Each day we encounter opportunities or situations in which we can flex or exercise our muscles of morality. Life is full of moments in which we can either choose to do the right thing or chose to deal with the ramifications that come with doing what is wrong. A few weeks ago I found myself at a morale fork in the road. On this particular day I decided to satisfy the mammoth sized appetite festering inside of me by treating myself to the Kernel’s secret recipe of herbs and spices (Kentucky Fried Chicken for all the anti-fast food proponents out there).
I succumbed to laziness and ordered my meal via the drive thru. My order amounted to a grand total of $5. Thus, I handed the drive thru worker a crisp five dollar bill. He (as is common practice) proceeded to hand me my food. The guy then passed me the drink I purchased and to my surprise gave me a $5 dollar bill. He immediately closed the drive through window and started preparing the next order.
What would you have done? Would you give it back? Or would you keep the money based on the premise that it’s only a measly 5 dollar bill?
“The elegance of honesty needs no adornment.” –Merry Browne
Honesty is the main component that binds the threads that holds together life’s rope bridge that leads to a better quality of life!
I dare you to aerial spray your world with the disinfectant of honesty and watch the results.
I know you are wondering so I knocked on the drive through window and returned the money. Why? I returned the money because it is my humble opinion that honesty is indeed the best policy.
A few moons ago when I was nine years old I went on a trip to visit a few of my relatives. Being the robust and adventurous kid that I was, it irked me to be cooped up in the confined space of a hotel room. Thus, I decided to prance around the hotel lobby like an antelope in a fresh green meadow during the middle of spring. I made my way to an area where a pay phone was located and my eyes became fixated on a rectangular object. The object in question turned out to be a pleasantly plump wallet. I was only nine but my face lit up like the North Star once I saw a wallet full of bills with Benjamin Franklin’s face on it.
I took the wallet to my grandpa and asked what I should do with the wallet. His words, “Keep it!” I shared my predicament with a friend who told me to “Keep the money and turn in the wallet with the credit cards intact.” If you found yourself in my position what would you do?
“You can never lose anything that really belongs to you, and you can’t keep that which belongs to someone else.” – Edgar Cayce
In society today we’ve adoption the kindergarten playground notion “finders keepers, losers weepers”. When did it become unpopular to be honest? How did the ethical and moral behavior of our society deteriorate to the level in which integrity is a now faux pas occurring once in every blue moon?

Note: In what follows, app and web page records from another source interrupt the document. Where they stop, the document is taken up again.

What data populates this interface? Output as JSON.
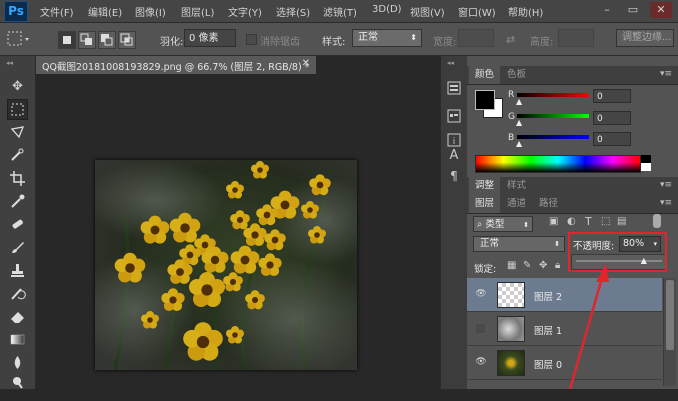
{
  "app": {
    "logo": "Ps",
    "menu": [
      "文件(F)",
      "编辑(E)",
      "图像(I)",
      "图层(L)",
      "文字(Y)",
      "选择(S)",
      "滤镜(T)",
      "3D(D)",
      "视图(V)",
      "窗口(W)",
      "帮助(H)"
    ],
    "window_buttons": {
      "minimize": "–",
      "restore": "▭",
      "close": "✕"
    }
  },
  "options_bar": {
    "feather_label": "羽化:",
    "feather_value": "0 像素",
    "antialias_label": "消除锯齿",
    "style_label": "样式:",
    "style_value": "正常",
    "width_label": "宽度:",
    "height_label": "高度:",
    "refine_edge_label": "调整边缘..."
  },
  "document": {
    "tab_label": "QQ截图20181008193829.png @ 66.7% (图层 2, RGB/8) *",
    "close_glyph": "✕"
  },
  "color_panel": {
    "tabs": [
      "颜色",
      "色板"
    ],
    "channels": [
      {
        "label": "R",
        "value": "0"
      },
      {
        "label": "G",
        "value": "0"
      },
      {
        "label": "B",
        "value": "0"
      }
    ]
  },
  "adjust_panel": {
    "tabs": [
      "调整",
      "样式"
    ]
  },
  "layers_panel": {
    "tabs": [
      "图层",
      "通道",
      "路径"
    ],
    "filter_value": "类型",
    "blend_mode": "正常",
    "opacity_label": "不透明度:",
    "opacity_value": "80%",
    "opacity_fraction": 0.8,
    "lock_label": "锁定:",
    "layers": [
      {
        "name": "图层 2",
        "visible": true,
        "selected": true
      },
      {
        "name": "图层 1",
        "visible": false,
        "selected": false
      },
      {
        "name": "图层 0",
        "visible": true,
        "selected": false
      }
    ]
  },
  "colors": {
    "annotation_red": "#e0262d",
    "selected_layer": "#6c7b90"
  },
  "icons": [
    "marquee-icon",
    "move-icon",
    "lasso-icon",
    "quick-select-icon",
    "crop-icon",
    "eyedropper-icon",
    "healing-brush-icon",
    "brush-icon",
    "clone-stamp-icon",
    "history-brush-icon",
    "eraser-icon",
    "gradient-icon",
    "blur-icon",
    "dodge-icon",
    "eye-icon",
    "link-icon"
  ]
}
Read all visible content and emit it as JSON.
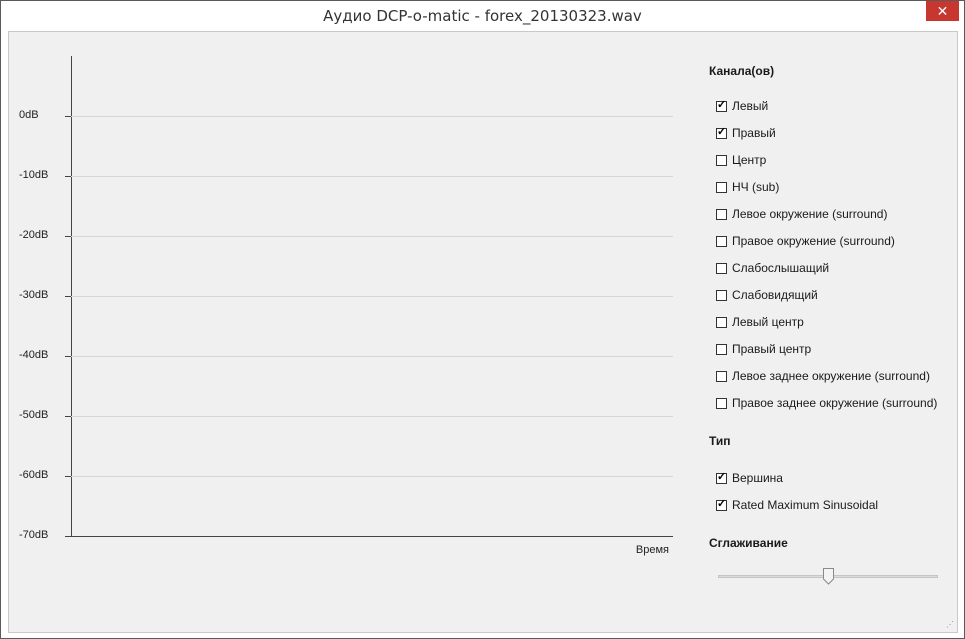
{
  "window": {
    "title": "Аудио DCP-o-matic  - forex_20130323.wav",
    "close_glyph": "✕"
  },
  "plot": {
    "y_labels": [
      "0dB",
      "-10dB",
      "-20dB",
      "-30dB",
      "-40dB",
      "-50dB",
      "-60dB",
      "-70dB"
    ],
    "x_label": "Время"
  },
  "chart_data": {
    "type": "line",
    "series": [],
    "ylabel": "",
    "xlabel": "Время",
    "ylim": [
      -70,
      0
    ],
    "yticks": [
      "0dB",
      "-10dB",
      "-20dB",
      "-30dB",
      "-40dB",
      "-50dB",
      "-60dB",
      "-70dB"
    ],
    "grid": true
  },
  "channels": {
    "heading": "Канала(ов)",
    "items": [
      {
        "label": "Левый",
        "checked": true
      },
      {
        "label": "Правый",
        "checked": true
      },
      {
        "label": "Центр",
        "checked": false
      },
      {
        "label": "НЧ (sub)",
        "checked": false
      },
      {
        "label": "Левое окружение (surround)",
        "checked": false
      },
      {
        "label": "Правое окружение (surround)",
        "checked": false
      },
      {
        "label": "Слабослышащий",
        "checked": false
      },
      {
        "label": "Слабовидящий",
        "checked": false
      },
      {
        "label": "Левый центр",
        "checked": false
      },
      {
        "label": "Правый центр",
        "checked": false
      },
      {
        "label": "Левое заднее окружение (surround)",
        "checked": false
      },
      {
        "label": "Правое заднее окружение (surround)",
        "checked": false
      }
    ]
  },
  "type": {
    "heading": "Тип",
    "items": [
      {
        "label": "Вершина",
        "checked": true
      },
      {
        "label": "Rated Maximum Sinusoidal",
        "checked": true
      }
    ]
  },
  "smoothing": {
    "heading": "Сглаживание",
    "value": 0.5
  }
}
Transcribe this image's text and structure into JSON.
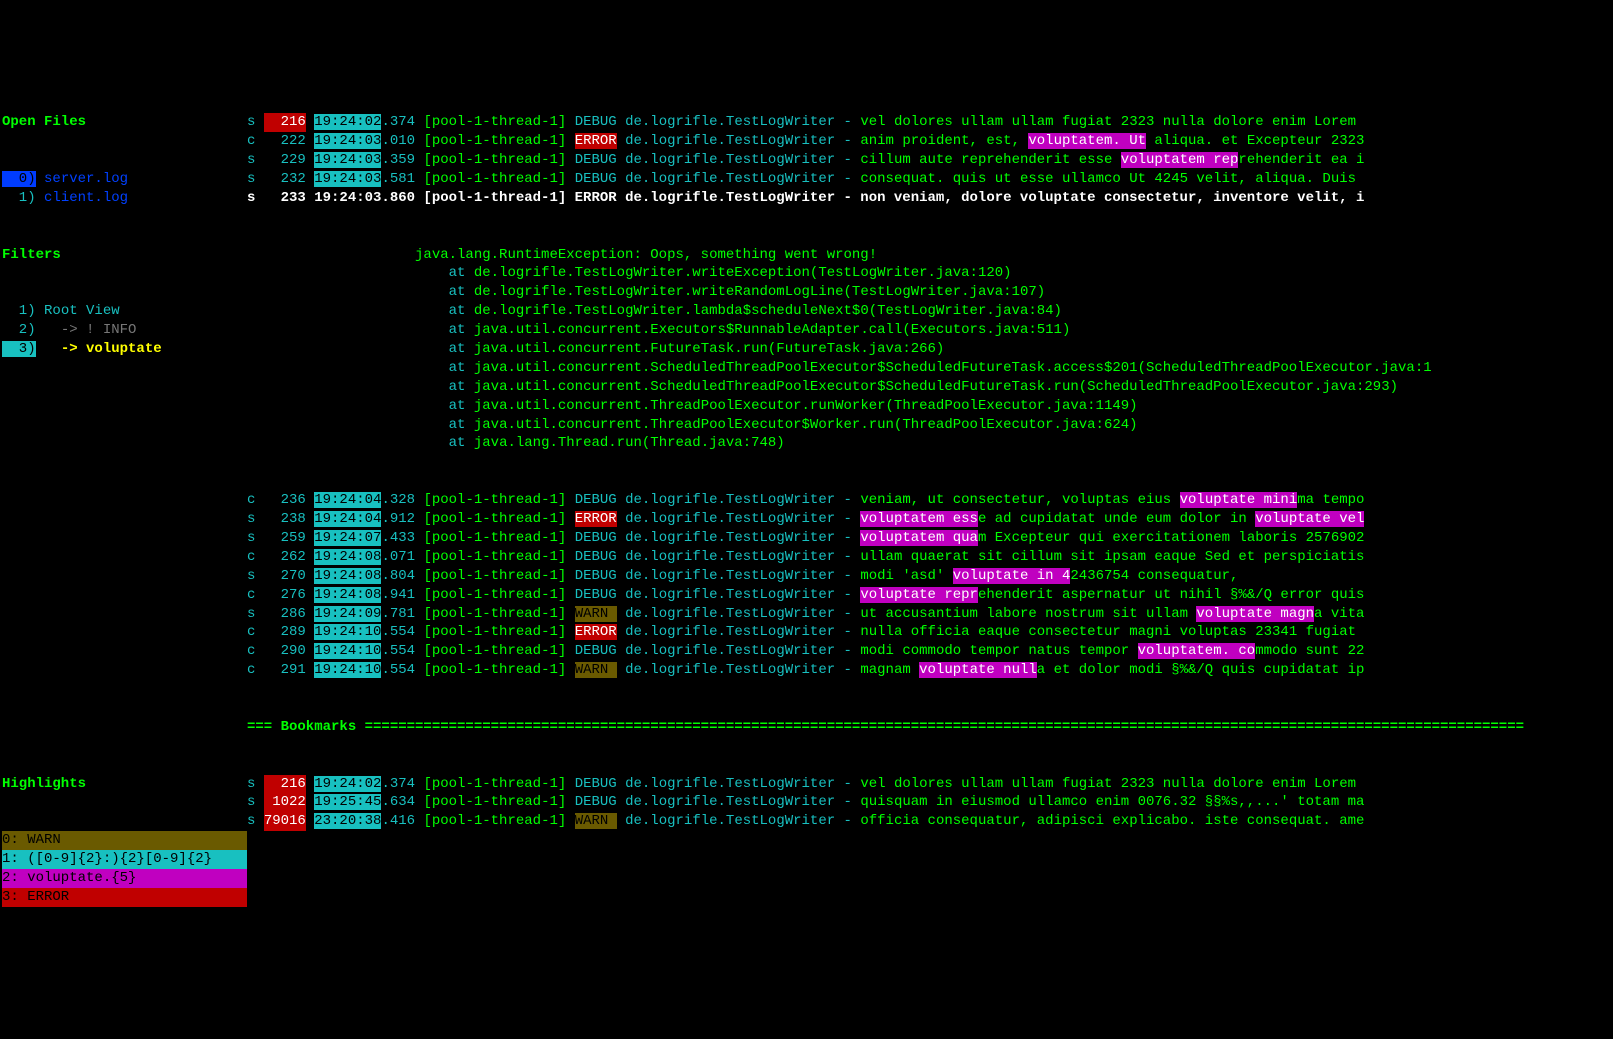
{
  "sidebar": {
    "open_files_heading": "Open Files",
    "files": [
      {
        "idx": "0)",
        "selected": true,
        "name": "server.log"
      },
      {
        "idx": "1)",
        "selected": false,
        "name": "client.log"
      }
    ],
    "filters_heading": "Filters",
    "filters": [
      {
        "idx": "1)",
        "label": " Root View",
        "kind": "root"
      },
      {
        "idx": "2)",
        "label": "   -> ! INFO",
        "kind": "dim"
      },
      {
        "idx": "3)",
        "label": "   -> voluptate",
        "kind": "sel"
      }
    ],
    "highlights_heading": "Highlights",
    "highlights": [
      {
        "idx": "0:",
        "text": " WARN",
        "cls": "hl0"
      },
      {
        "idx": "1:",
        "text": " ([0-9]{2}:){2}[0-9]{2}",
        "cls": "hl1"
      },
      {
        "idx": "2:",
        "text": " voluptate.{5}",
        "cls": "hl2"
      },
      {
        "idx": "3:",
        "text": " ERROR",
        "cls": "hl3"
      }
    ]
  },
  "log": {
    "main_rows": [
      {
        "m": "s",
        "nred": true,
        "n": "216",
        "ts": "19:24:02",
        "ms": ".374",
        "thr": " [pool-1-thread-1] ",
        "lvl": "DEBUG",
        "lvlcls": "lvl-d",
        "logger": " de.logrifle.TestLogWriter - ",
        "before": "vel dolores ullam ullam fugiat 2323 nulla dolore enim Lorem",
        "match": "",
        "after": ""
      },
      {
        "m": "c",
        "n": "222",
        "ts": "19:24:03",
        "ms": ".010",
        "thr": " [pool-1-thread-1] ",
        "lvl": "ERROR",
        "lvlcls": "lvl-e",
        "logger": " de.logrifle.TestLogWriter - ",
        "before": "anim proident, est, ",
        "match": "voluptatem. Ut",
        "after": " aliqua. et Excepteur 2323"
      },
      {
        "m": "s",
        "n": "229",
        "ts": "19:24:03",
        "ms": ".359",
        "thr": " [pool-1-thread-1] ",
        "lvl": "DEBUG",
        "lvlcls": "lvl-d",
        "logger": " de.logrifle.TestLogWriter - ",
        "before": "cillum aute reprehenderit esse ",
        "match": "voluptatem rep",
        "after": "rehenderit ea i"
      },
      {
        "m": "s",
        "n": "232",
        "ts": "19:24:03",
        "ms": ".581",
        "thr": " [pool-1-thread-1] ",
        "lvl": "DEBUG",
        "lvlcls": "lvl-d",
        "logger": " de.logrifle.TestLogWriter - ",
        "before": "consequat. quis ut esse ullamco Ut 4245 velit, aliqua. Duis",
        "match": "",
        "after": ""
      },
      {
        "cur": true,
        "m": "s",
        "n": "233",
        "full": "19:24:03.860 [pool-1-thread-1] ERROR de.logrifle.TestLogWriter - non veniam, dolore voluptate consectetur, inventore velit, i"
      }
    ],
    "exception_head": "            java.lang.RuntimeException: Oops, something went wrong!",
    "stack": [
      "                at de.logrifle.TestLogWriter.writeException(TestLogWriter.java:120)",
      "                at de.logrifle.TestLogWriter.writeRandomLogLine(TestLogWriter.java:107)",
      "                at de.logrifle.TestLogWriter.lambda$scheduleNext$0(TestLogWriter.java:84)",
      "                at java.util.concurrent.Executors$RunnableAdapter.call(Executors.java:511)",
      "                at java.util.concurrent.FutureTask.run(FutureTask.java:266)",
      "                at java.util.concurrent.ScheduledThreadPoolExecutor$ScheduledFutureTask.access$201(ScheduledThreadPoolExecutor.java:1",
      "                at java.util.concurrent.ScheduledThreadPoolExecutor$ScheduledFutureTask.run(ScheduledThreadPoolExecutor.java:293)",
      "                at java.util.concurrent.ThreadPoolExecutor.runWorker(ThreadPoolExecutor.java:1149)",
      "                at java.util.concurrent.ThreadPoolExecutor$Worker.run(ThreadPoolExecutor.java:624)",
      "                at java.lang.Thread.run(Thread.java:748)"
    ],
    "after_rows": [
      {
        "m": "c",
        "n": "236",
        "ts": "19:24:04",
        "ms": ".328",
        "thr": " [pool-1-thread-1] ",
        "lvl": "DEBUG",
        "lvlcls": "lvl-d",
        "logger": " de.logrifle.TestLogWriter - ",
        "before": "veniam, ut consectetur, voluptas eius ",
        "match": "voluptate mini",
        "after": "ma tempo"
      },
      {
        "m": "s",
        "n": "238",
        "ts": "19:24:04",
        "ms": ".912",
        "thr": " [pool-1-thread-1] ",
        "lvl": "ERROR",
        "lvlcls": "lvl-e",
        "logger": " de.logrifle.TestLogWriter - ",
        "before": "",
        "match": "voluptatem ess",
        "after": "e ad cupidatat unde eum dolor in ",
        "match2": "voluptate vel"
      },
      {
        "m": "s",
        "n": "259",
        "ts": "19:24:07",
        "ms": ".433",
        "thr": " [pool-1-thread-1] ",
        "lvl": "DEBUG",
        "lvlcls": "lvl-d",
        "logger": " de.logrifle.TestLogWriter - ",
        "before": "",
        "match": "voluptatem qua",
        "after": "m Excepteur qui exercitationem laboris 2576902"
      },
      {
        "m": "c",
        "n": "262",
        "ts": "19:24:08",
        "ms": ".071",
        "thr": " [pool-1-thread-1] ",
        "lvl": "DEBUG",
        "lvlcls": "lvl-d",
        "logger": " de.logrifle.TestLogWriter - ",
        "before": "ullam quaerat sit cillum sit ipsam eaque Sed et perspiciatis",
        "match": "",
        "after": ""
      },
      {
        "m": "s",
        "n": "270",
        "ts": "19:24:08",
        "ms": ".804",
        "thr": " [pool-1-thread-1] ",
        "lvl": "DEBUG",
        "lvlcls": "lvl-d",
        "logger": " de.logrifle.TestLogWriter - ",
        "before": "modi 'asd' ",
        "match": "voluptate in 4",
        "after": "2436754 consequatur,"
      },
      {
        "m": "c",
        "n": "276",
        "ts": "19:24:08",
        "ms": ".941",
        "thr": " [pool-1-thread-1] ",
        "lvl": "DEBUG",
        "lvlcls": "lvl-d",
        "logger": " de.logrifle.TestLogWriter - ",
        "before": "",
        "match": "voluptate repr",
        "after": "ehenderit aspernatur ut nihil §%&/Q error quis"
      },
      {
        "m": "s",
        "n": "286",
        "ts": "19:24:09",
        "ms": ".781",
        "thr": " [pool-1-thread-1] ",
        "lvl": "WARN ",
        "lvlcls": "lvl-w",
        "logger": " de.logrifle.TestLogWriter - ",
        "before": "ut accusantium labore nostrum sit ullam ",
        "match": "voluptate magn",
        "after": "a vita"
      },
      {
        "m": "c",
        "n": "289",
        "ts": "19:24:10",
        "ms": ".554",
        "thr": " [pool-1-thread-1] ",
        "lvl": "ERROR",
        "lvlcls": "lvl-e",
        "logger": " de.logrifle.TestLogWriter - ",
        "before": "nulla officia eaque consectetur magni voluptas 23341 fugiat",
        "match": "",
        "after": ""
      },
      {
        "m": "c",
        "n": "290",
        "ts": "19:24:10",
        "ms": ".554",
        "thr": " [pool-1-thread-1] ",
        "lvl": "DEBUG",
        "lvlcls": "lvl-d",
        "logger": " de.logrifle.TestLogWriter - ",
        "before": "modi commodo tempor natus tempor ",
        "match": "voluptatem. co",
        "after": "mmodo sunt 22"
      },
      {
        "m": "c",
        "n": "291",
        "ts": "19:24:10",
        "ms": ".554",
        "thr": " [pool-1-thread-1] ",
        "lvl": "WARN ",
        "lvlcls": "lvl-w",
        "logger": " de.logrifle.TestLogWriter - ",
        "before": "magnam ",
        "match": "voluptate null",
        "after": "a et dolor modi §%&/Q quis cupidatat ip"
      }
    ],
    "bookmarks_heading": "=== Bookmarks ==========================================================================================================================================",
    "bookmark_rows": [
      {
        "m": "s",
        "nred": true,
        "n": "216",
        "ts": "19:24:02",
        "ms": ".374",
        "thr": " [pool-1-thread-1] ",
        "lvl": "DEBUG",
        "lvlcls": "lvl-d",
        "logger": " de.logrifle.TestLogWriter - ",
        "before": "vel dolores ullam ullam fugiat 2323 nulla dolore enim Lorem",
        "match": "",
        "after": ""
      },
      {
        "m": "s",
        "nred": true,
        "n": "1022",
        "ts": "19:25:45",
        "ms": ".634",
        "thr": " [pool-1-thread-1] ",
        "lvl": "DEBUG",
        "lvlcls": "lvl-d",
        "logger": " de.logrifle.TestLogWriter - ",
        "before": "quisquam in eiusmod ullamco enim 0076.32 §§%s,,...' totam ma",
        "match": "",
        "after": ""
      },
      {
        "m": "s",
        "nred": true,
        "n": "79016",
        "ts": "23:20:38",
        "ms": ".416",
        "thr": " [pool-1-thread-1] ",
        "lvl": "WARN ",
        "lvlcls": "lvl-w",
        "logger": " de.logrifle.TestLogWriter - ",
        "before": "officia consequatur, adipisci explicabo. iste consequat. ame",
        "match": "",
        "after": ""
      }
    ]
  }
}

We need to make a greater effort to do what is right even if even if no one is looking!
If you were wondering, I turned the wallet in to the front desk. The owner wrote me a heartfelt letter and gave me $5. To this day I still feel good about what I did. Would I go back and change anything? Absolutely not!